App and web page records:
○ ○ ○ ○

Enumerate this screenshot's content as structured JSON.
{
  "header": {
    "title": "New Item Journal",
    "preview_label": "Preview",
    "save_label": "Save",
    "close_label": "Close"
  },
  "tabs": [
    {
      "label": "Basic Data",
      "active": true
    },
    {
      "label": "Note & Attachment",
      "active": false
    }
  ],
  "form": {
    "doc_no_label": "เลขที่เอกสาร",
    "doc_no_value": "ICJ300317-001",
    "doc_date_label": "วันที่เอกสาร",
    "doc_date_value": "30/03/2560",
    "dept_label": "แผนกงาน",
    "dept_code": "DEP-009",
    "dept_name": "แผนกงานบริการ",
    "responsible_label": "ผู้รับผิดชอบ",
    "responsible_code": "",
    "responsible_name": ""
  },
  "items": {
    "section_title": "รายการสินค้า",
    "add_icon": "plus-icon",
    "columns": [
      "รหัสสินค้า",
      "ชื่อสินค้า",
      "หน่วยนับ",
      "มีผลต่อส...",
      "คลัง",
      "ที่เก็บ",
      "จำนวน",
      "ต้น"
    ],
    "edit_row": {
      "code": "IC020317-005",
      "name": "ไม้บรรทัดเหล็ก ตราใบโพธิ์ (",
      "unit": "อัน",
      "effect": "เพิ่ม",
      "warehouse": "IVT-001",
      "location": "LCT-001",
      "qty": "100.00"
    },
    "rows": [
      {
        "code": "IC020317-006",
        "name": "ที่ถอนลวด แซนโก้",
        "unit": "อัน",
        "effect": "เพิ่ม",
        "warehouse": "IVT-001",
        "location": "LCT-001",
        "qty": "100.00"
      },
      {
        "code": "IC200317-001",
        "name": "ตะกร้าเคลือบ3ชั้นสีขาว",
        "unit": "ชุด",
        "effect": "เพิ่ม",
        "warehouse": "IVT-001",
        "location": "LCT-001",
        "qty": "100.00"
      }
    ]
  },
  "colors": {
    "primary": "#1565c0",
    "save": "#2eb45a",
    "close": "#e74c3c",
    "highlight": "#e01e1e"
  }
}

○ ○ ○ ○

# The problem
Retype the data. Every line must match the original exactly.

# Task response
Enumerate this screenshot's content as structured JSON.
{
  "header": {
    "title": "New Item Journal",
    "preview_label": "Preview",
    "save_label": "Save",
    "close_label": "Close"
  },
  "tabs": [
    {
      "label": "Basic Data",
      "active": true
    },
    {
      "label": "Note & Attachment",
      "active": false
    }
  ],
  "form": {
    "doc_no_label": "เลขที่เอกสาร",
    "doc_no_value": "ICJ300317-001",
    "doc_date_label": "วันที่เอกสาร",
    "doc_date_value": "30/03/2560",
    "dept_label": "แผนกงาน",
    "dept_code": "DEP-009",
    "dept_name": "แผนกงานบริการ",
    "responsible_label": "ผู้รับผิดชอบ",
    "responsible_code": "",
    "responsible_name": ""
  },
  "items": {
    "section_title": "รายการสินค้า",
    "add_icon": "plus-icon",
    "columns": [
      "รหัสสินค้า",
      "ชื่อสินค้า",
      "หน่วยนับ",
      "มีผลต่อส...",
      "คลัง",
      "ที่เก็บ",
      "จำนวน",
      "ต้น"
    ],
    "edit_row": {
      "code": "IC020317-005",
      "name": "ไม้บรรทัดเหล็ก ตราใบโพธิ์ (",
      "unit": "อัน",
      "effect": "เพิ่ม",
      "warehouse": "IVT-001",
      "location": "LCT-001",
      "qty": "100.00"
    },
    "rows": [
      {
        "code": "IC020317-006",
        "name": "ที่ถอนลวด แซนโก้",
        "unit": "อัน",
        "effect": "เพิ่ม",
        "warehouse": "IVT-001",
        "location": "LCT-001",
        "qty": "100.00"
      },
      {
        "code": "IC200317-001",
        "name": "ตะกร้าเคลือบ3ชั้นสีขาว",
        "unit": "ชุด",
        "effect": "เพิ่ม",
        "warehouse": "IVT-001",
        "location": "LCT-001",
        "qty": "100.00"
      }
    ]
  },
  "colors": {
    "primary": "#1565c0",
    "save": "#2eb45a",
    "close": "#e74c3c",
    "highlight": "#e01e1e"
  }
}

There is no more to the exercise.